Effects of Range and Frequency on DIDSON Measurement Accuracy

Grave Covell

The DIDSON Sonar is a multi-beam acoustic camera that produces near video quality images in two frequencies (low-1.1MHz and high- 1.8MHz). DIDSON is particularly useful in murky or rough waters because targets within the field-of-view are imaged through sound waves rather than traditional video imagery. Although studies have been conducted as to the accuracy and precision of estimating length with the DIDSON, none in which range and frequency were analyzed simultaneously have been conducted. Our artificial target was manually operated in a controlled pool environment and lengths were measured by the Fish-Marking tool in the DIDSON software.
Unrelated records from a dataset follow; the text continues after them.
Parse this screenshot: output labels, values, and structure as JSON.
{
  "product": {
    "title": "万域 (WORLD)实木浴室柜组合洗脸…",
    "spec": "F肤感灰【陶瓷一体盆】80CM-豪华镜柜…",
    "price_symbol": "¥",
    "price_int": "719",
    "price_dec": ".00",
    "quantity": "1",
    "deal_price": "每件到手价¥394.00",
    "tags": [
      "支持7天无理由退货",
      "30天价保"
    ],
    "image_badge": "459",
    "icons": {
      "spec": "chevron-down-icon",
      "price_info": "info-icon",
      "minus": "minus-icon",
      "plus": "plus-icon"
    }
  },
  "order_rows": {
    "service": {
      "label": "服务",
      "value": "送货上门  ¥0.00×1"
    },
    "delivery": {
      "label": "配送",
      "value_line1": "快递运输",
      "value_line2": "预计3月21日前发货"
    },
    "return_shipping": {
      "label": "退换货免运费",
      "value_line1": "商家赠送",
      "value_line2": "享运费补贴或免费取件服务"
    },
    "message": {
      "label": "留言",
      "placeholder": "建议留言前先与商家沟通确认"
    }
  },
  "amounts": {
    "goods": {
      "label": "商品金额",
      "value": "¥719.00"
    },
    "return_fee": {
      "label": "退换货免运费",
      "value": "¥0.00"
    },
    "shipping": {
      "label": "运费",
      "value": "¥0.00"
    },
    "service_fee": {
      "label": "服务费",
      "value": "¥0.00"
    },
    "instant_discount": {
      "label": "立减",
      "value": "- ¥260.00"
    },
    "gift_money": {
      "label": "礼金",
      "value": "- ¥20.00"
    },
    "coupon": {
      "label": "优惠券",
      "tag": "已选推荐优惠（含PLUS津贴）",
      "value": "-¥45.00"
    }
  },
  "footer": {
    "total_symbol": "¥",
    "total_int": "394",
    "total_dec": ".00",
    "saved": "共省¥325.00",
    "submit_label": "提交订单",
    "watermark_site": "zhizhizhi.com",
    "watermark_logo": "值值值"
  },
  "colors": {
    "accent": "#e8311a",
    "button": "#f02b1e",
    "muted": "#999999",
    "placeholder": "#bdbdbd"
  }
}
We had four test groups: low frequency at 5 m, high frequency at 5 m, low frequency at 10 m and high frequency at 10 m. The statistical analysis revealed that target range had a significant effect on DIDSON derived measurements while frequency did not. DIDSON-derived length measurements were significantly smaller than the actual target length at both ranges tested.